I do remember that Mitt Romney crossing over and voting against Trump after his first impeachment trial was a really big deal, because it made it harder for the Republicans to paint the impeachment as a completely meritless partisan effort. It depends on the situation, I think……one or two Republicans supporting a liberal proposal or legislation doesn’t make it broadly bipartisan, but if Republicans are trying to claim the Democrats are doing something completely without merit in order to hurt Republicans , it only takes one or two Republicans to discredit the “WITCH HUNT” argument.

The January 6th Committee had 2 Republicans and 6 Democrats. The Republicans were welcome to add more members as long as they weren’t representatives involved with the insurrection attempt, and they refused.

But I think what made the hearings bipartisan wasn’t so much the make-up of the committee but the makeup of the witnesses. 90% of the people that testified were Republicans / conservatives, and that gave it credibility.

I agree that the witnesses gave the committee credibility. I’m still not convinced that the committee was bipartisan in the usual sense of the word. For obvious reasons, it was run by democrats, with two anti-Trumplicans included. It may have technically been bipartisan… but just barely in my book.

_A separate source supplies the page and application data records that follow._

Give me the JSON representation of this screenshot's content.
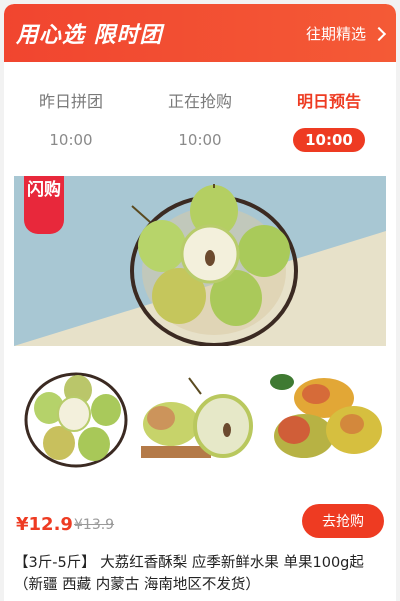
{
  "header": {
    "brand": "用心选 限时团",
    "past_link": "往期精选"
  },
  "tabs": [
    {
      "label": "昨日拼团",
      "time": "10:00",
      "active": false
    },
    {
      "label": "正在抢购",
      "time": "10:00",
      "active": false
    },
    {
      "label": "明日预告",
      "time": "10:00",
      "active": true
    }
  ],
  "banner": {
    "badge": "闪购",
    "colors": {
      "top": "#a8c7d3",
      "bottom": "#e7e1c9"
    }
  },
  "product": {
    "price_now": "¥12.9",
    "price_old": "¥13.9",
    "buy_label": "去抢购",
    "title": "【3斤-5斤】 大荔红香酥梨 应季新鲜水果 单果100g起（新疆 西藏 内蒙古 海南地区不发货）"
  },
  "colors": {
    "accent": "#ee3b22",
    "badge": "#e8283b"
  }
}
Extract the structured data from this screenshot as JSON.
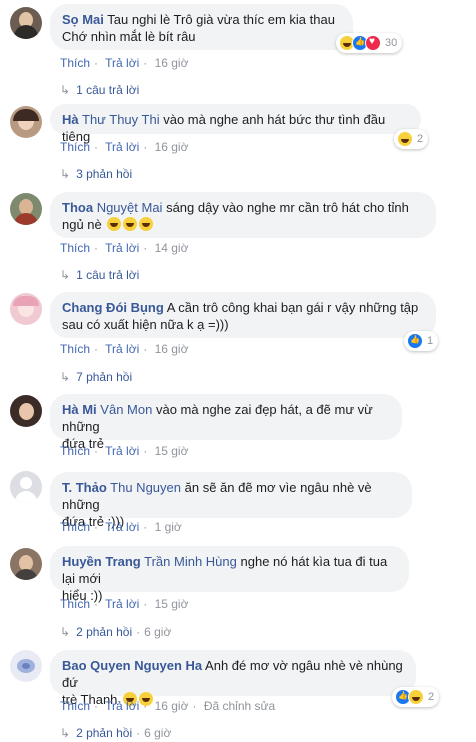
{
  "colors": {
    "name": "#385898",
    "bubble": "#f2f3f5",
    "meta": "#90949c",
    "link": "#4267b2"
  },
  "actions": {
    "like": "Thích",
    "reply": "Trả lời"
  },
  "comments": [
    {
      "author": "Sọ Mai",
      "tag": "",
      "text1": "Tau nghi lè Trô già vừa thíc em kia thau",
      "text2": "Chớ nhìn mắt lè bít râu",
      "time": "16 giờ",
      "replies": "1 câu trả lời",
      "reactions": "30",
      "reaction_icons": [
        "haha-icon",
        "like-icon",
        "love-icon"
      ]
    },
    {
      "author": "Hà",
      "tag": "Thư Thuy Thi",
      "text1": "vào mà nghe anh hát bức thư tình đầu tiêng",
      "text2": "",
      "time": "16 giờ",
      "replies": "3 phản hồi",
      "reactions": "2",
      "reaction_icons": [
        "haha-icon"
      ]
    },
    {
      "author": "Thoa",
      "tag": "Nguyệt Mai",
      "text1": "sáng dậy vào nghe mr cần trô hát cho tỉnh",
      "text2": "ngủ nè",
      "time": "14 giờ",
      "replies": "1 câu trả lời",
      "reactions": "",
      "reaction_icons": []
    },
    {
      "author": "Chang Đói Bụng",
      "tag": "",
      "text1": "A cần trô công khai bạn gái r vậy những tập",
      "text2": "sau có xuất hiện nữa k ạ =)))",
      "time": "16 giờ",
      "replies": "7 phản hồi",
      "reactions": "1",
      "reaction_icons": [
        "like-icon"
      ]
    },
    {
      "author": "Hà Mi",
      "tag": "Vân Mon",
      "text1": "vào mà nghe zai đẹp hát, a đẽ mư vừ những",
      "text2": "đứa trẻ",
      "time": "15 giờ",
      "replies": "",
      "reactions": "",
      "reaction_icons": []
    },
    {
      "author": "T. Thảo",
      "tag": "Thu Nguyen",
      "text1": "ăn sẽ ăn đẽ mơ vìe ngâu nhè vè những",
      "text2": "đứa trẻ :)))",
      "time": "1 giờ",
      "replies": "",
      "reactions": "",
      "reaction_icons": []
    },
    {
      "author": "Huyền Trang",
      "tag": "Trần Minh Hùng",
      "text1": "nghe nó hát kìa tua đi tua lại mới",
      "text2": "hiểu :))",
      "time": "15 giờ",
      "replies": "2 phản hồi",
      "replies_time": "6 giờ",
      "reactions": "",
      "reaction_icons": []
    },
    {
      "author": "Bao Quyen Nguyen Ha",
      "tag": "",
      "text1": "Anh đé mơ vờ ngâu nhè vè nhùng đứ",
      "text2": "trè Thanh",
      "time": "16 giờ",
      "edited": "Đã chỉnh sửa",
      "replies": "2 phản hồi",
      "replies_time": "6 giờ",
      "reactions": "2",
      "reaction_icons": [
        "like-icon",
        "haha-icon"
      ]
    }
  ]
}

So by the Rs volunteering to not participate on the committee when asked they get the privilege of later claiming they were railroaded because they weren’t represented on the committee. Riiight …

Thats some damn fine doublespeak ya’ got there, Rs. Shame if anything happened to it. Or to you.

Then it was certainly not bipartisan MAGA-wise.

News item: State court judge in Colorado is hearing a case on it. The Colorado secretary of state is not taking a position, but has advised the court they need to know the answer by January 4 to print the ballots for the primary.

She hopes to have her decision by Thanksgiving, which seems awfully tight for the inevitable appeals.

Couldn’t they just do it, and let the court cases fall where they may? Instead of asking the courts’ permission, which makes them the defendant needing to plead their cases, just assume the states have the right to bar insurrectionists from the ballot given to them by the constitution and let the other side plead their case on why that isn’t so.

I’m sure that’s not the way these things work, but “ask forgiveness, not permission” seems to be the way of politics nowadays. Except for the asking forgiveness part. They skip over that…